#### BRIEF:
From top to bottom, each entry below must be reproduced exactly.

Dataset excerpts
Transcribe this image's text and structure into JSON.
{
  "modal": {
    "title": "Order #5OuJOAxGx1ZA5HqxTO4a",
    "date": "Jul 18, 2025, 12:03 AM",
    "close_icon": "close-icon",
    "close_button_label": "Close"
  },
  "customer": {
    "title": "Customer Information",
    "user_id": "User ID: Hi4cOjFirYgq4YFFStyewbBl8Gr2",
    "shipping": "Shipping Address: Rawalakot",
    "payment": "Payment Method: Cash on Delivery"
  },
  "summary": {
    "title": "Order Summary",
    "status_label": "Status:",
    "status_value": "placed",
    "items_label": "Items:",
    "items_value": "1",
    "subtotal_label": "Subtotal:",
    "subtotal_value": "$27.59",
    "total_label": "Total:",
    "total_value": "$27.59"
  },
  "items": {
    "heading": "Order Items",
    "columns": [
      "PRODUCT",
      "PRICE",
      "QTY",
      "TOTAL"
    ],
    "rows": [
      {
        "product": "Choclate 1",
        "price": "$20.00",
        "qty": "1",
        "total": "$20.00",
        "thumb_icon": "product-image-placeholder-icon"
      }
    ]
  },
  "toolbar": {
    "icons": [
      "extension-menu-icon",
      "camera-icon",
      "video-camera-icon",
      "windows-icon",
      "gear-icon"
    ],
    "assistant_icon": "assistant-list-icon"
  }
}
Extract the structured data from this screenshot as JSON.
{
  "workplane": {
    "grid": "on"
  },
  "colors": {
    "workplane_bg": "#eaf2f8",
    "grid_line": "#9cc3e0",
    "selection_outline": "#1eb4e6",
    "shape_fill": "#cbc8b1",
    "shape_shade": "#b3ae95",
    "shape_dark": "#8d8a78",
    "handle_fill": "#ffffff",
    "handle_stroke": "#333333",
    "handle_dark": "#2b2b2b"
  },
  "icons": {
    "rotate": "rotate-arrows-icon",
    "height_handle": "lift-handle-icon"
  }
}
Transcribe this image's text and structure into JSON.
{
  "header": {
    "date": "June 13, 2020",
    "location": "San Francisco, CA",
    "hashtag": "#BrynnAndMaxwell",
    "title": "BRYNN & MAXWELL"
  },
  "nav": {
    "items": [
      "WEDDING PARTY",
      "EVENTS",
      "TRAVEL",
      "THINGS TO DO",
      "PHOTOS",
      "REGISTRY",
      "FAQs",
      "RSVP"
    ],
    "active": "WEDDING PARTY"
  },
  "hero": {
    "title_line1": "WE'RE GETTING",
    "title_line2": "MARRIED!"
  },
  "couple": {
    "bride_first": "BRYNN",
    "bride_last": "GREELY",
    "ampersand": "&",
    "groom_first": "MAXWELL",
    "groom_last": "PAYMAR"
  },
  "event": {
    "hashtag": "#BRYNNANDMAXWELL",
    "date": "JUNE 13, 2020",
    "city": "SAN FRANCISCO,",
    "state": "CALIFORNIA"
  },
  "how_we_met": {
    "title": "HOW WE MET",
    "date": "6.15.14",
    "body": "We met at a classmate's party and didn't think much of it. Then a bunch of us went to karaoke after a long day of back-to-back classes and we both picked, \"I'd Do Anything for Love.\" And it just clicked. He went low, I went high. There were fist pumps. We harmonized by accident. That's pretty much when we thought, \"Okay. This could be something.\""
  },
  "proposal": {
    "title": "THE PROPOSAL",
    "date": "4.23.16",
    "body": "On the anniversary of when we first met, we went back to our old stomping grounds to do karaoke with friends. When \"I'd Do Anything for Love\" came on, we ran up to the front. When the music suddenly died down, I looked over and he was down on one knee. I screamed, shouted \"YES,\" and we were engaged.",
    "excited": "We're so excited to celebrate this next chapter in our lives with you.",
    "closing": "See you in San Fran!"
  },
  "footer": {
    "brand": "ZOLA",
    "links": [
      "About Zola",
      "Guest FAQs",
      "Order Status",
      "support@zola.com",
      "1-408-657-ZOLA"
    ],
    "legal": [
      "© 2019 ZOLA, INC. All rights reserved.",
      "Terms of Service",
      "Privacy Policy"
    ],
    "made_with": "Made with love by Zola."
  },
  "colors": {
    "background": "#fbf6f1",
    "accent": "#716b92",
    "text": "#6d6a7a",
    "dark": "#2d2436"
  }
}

#### WRITTEN ANSWER:
Transcribe this image's text and structure into JSON.
{
  "modal": {
    "title": "Order #5OuJOAxGx1ZA5HqxTO4a",
    "date": "Jul 18, 2025, 12:03 AM",
    "close_icon": "close-icon",
    "close_button_label": "Close"
  },
  "customer": {
    "title": "Customer Information",
    "user_id": "User ID: Hi4cOjFirYgq4YFFStyewbBl8Gr2",
    "shipping": "Shipping Address: Rawalakot",
    "payment": "Payment Method: Cash on Delivery"
  },
  "summary": {
    "title": "Order Summary",
    "status_label": "Status:",
    "status_value": "placed",
    "items_label": "Items:",
    "items_value": "1",
    "subtotal_label": "Subtotal:",
    "subtotal_value": "$27.59",
    "total_label": "Total:",
    "total_value": "$27.59"
  },
  "items": {
    "heading": "Order Items",
    "columns": [
      "PRODUCT",
      "PRICE",
      "QTY",
      "TOTAL"
    ],
    "rows": [
      {
        "product": "Choclate 1",
        "price": "$20.00",
        "qty": "1",
        "total": "$20.00",
        "thumb_icon": "product-image-placeholder-icon"
      }
    ]
  },
  "toolbar": {
    "icons": [
      "extension-menu-icon",
      "camera-icon",
      "video-camera-icon",
      "windows-icon",
      "gear-icon"
    ],
    "assistant_icon": "assistant-list-icon"
  }
}
Extract the structured data from this screenshot as JSON.
{
  "workplane": {
    "grid": "on"
  },
  "colors": {
    "workplane_bg": "#eaf2f8",
    "grid_line": "#9cc3e0",
    "selection_outline": "#1eb4e6",
    "shape_fill": "#cbc8b1",
    "shape_shade": "#b3ae95",
    "shape_dark": "#8d8a78",
    "handle_fill": "#ffffff",
    "handle_stroke": "#333333",
    "handle_dark": "#2b2b2b"
  },
  "icons": {
    "rotate": "rotate-arrows-icon",
    "height_handle": "lift-handle-icon"
  }
}
Transcribe this image's text and structure into JSON.
{
  "header": {
    "date": "June 13, 2020",
    "location": "San Francisco, CA",
    "hashtag": "#BrynnAndMaxwell",
    "title": "BRYNN & MAXWELL"
  },
  "nav": {
    "items": [
      "WEDDING PARTY",
      "EVENTS",
      "TRAVEL",
      "THINGS TO DO",
      "PHOTOS",
      "REGISTRY",
      "FAQs",
      "RSVP"
    ],
    "active": "WEDDING PARTY"
  },
  "hero": {
    "title_line1": "WE'RE GETTING",
    "title_line2": "MARRIED!"
  },
  "couple": {
    "bride_first": "BRYNN",
    "bride_last": "GREELY",
    "ampersand": "&",
    "groom_first": "MAXWELL",
    "groom_last": "PAYMAR"
  },
  "event": {
    "hashtag": "#BRYNNANDMAXWELL",
    "date": "JUNE 13, 2020",
    "city": "SAN FRANCISCO,",
    "state": "CALIFORNIA"
  },
  "how_we_met": {
    "title": "HOW WE MET",
    "date": "6.15.14",
    "body": "We met at a classmate's party and didn't think much of it. Then a bunch of us went to karaoke after a long day of back-to-back classes and we both picked, \"I'd Do Anything for Love.\" And it just clicked. He went low, I went high. There were fist pumps. We harmonized by accident. That's pretty much when we thought, \"Okay. This could be something.\""
  },
  "proposal": {
    "title": "THE PROPOSAL",
    "date": "4.23.16",
    "body": "On the anniversary of when we first met, we went back to our old stomping grounds to do karaoke with friends. When \"I'd Do Anything for Love\" came on, we ran up to the front. When the music suddenly died down, I looked over and he was down on one knee. I screamed, shouted \"YES,\" and we were engaged.",
    "excited": "We're so excited to celebrate this next chapter in our lives with you.",
    "closing": "See you in San Fran!"
  },
  "footer": {
    "brand": "ZOLA",
    "links": [
      "About Zola",
      "Guest FAQs",
      "Order Status",
      "support@zola.com",
      "1-408-657-ZOLA"
    ],
    "legal": [
      "© 2019 ZOLA, INC. All rights reserved.",
      "Terms of Service",
      "Privacy Policy"
    ],
    "made_with": "Made with love by Zola."
  },
  "colors": {
    "background": "#fbf6f1",
    "accent": "#716b92",
    "text": "#6d6a7a",
    "dark": "#2d2436"
  }
}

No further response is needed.